# What is required:
Write out each record below exactly, but not the pictures.

# Data in this exercise:

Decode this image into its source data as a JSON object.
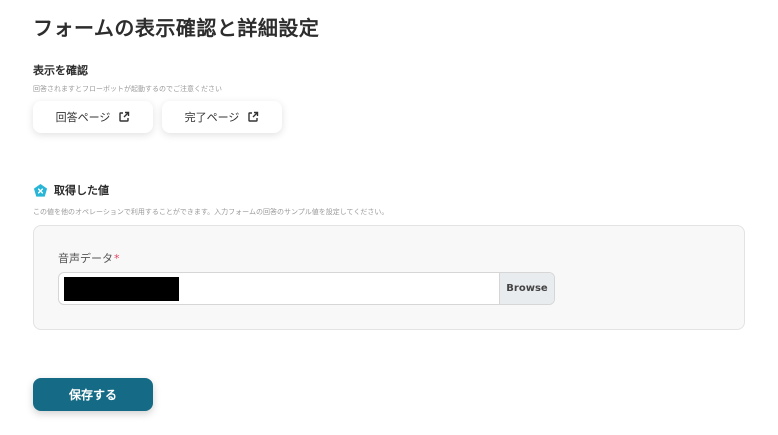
{
  "page": {
    "title": "フォームの表示確認と詳細設定"
  },
  "display_check": {
    "label": "表示を確認",
    "hint": "回答されますとフローボットが起動するのでご注意ください",
    "answer_page_button": "回答ページ",
    "done_page_button": "完了ページ",
    "icon": "external-link-icon"
  },
  "acquired_value": {
    "label": "取得した値",
    "icon": "pentagon-x-icon",
    "icon_color": "#29b6d6",
    "hint": "この値を他のオペレーションで利用することができます。入力フォームの回答のサンプル値を設定してください。"
  },
  "field": {
    "label": "音声データ",
    "required_mark": "*",
    "browse_label": "Browse"
  },
  "footer": {
    "save_label": "保存する",
    "save_color": "#156b86"
  }
}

# Task solution:
Decode this image into its source data as a JSON object.
{
  "page": {
    "title": "フォームの表示確認と詳細設定"
  },
  "display_check": {
    "label": "表示を確認",
    "hint": "回答されますとフローボットが起動するのでご注意ください",
    "answer_page_button": "回答ページ",
    "done_page_button": "完了ページ",
    "icon": "external-link-icon"
  },
  "acquired_value": {
    "label": "取得した値",
    "icon": "pentagon-x-icon",
    "icon_color": "#29b6d6",
    "hint": "この値を他のオペレーションで利用することができます。入力フォームの回答のサンプル値を設定してください。"
  },
  "field": {
    "label": "音声データ",
    "required_mark": "*",
    "browse_label": "Browse"
  },
  "footer": {
    "save_label": "保存する",
    "save_color": "#156b86"
  }
}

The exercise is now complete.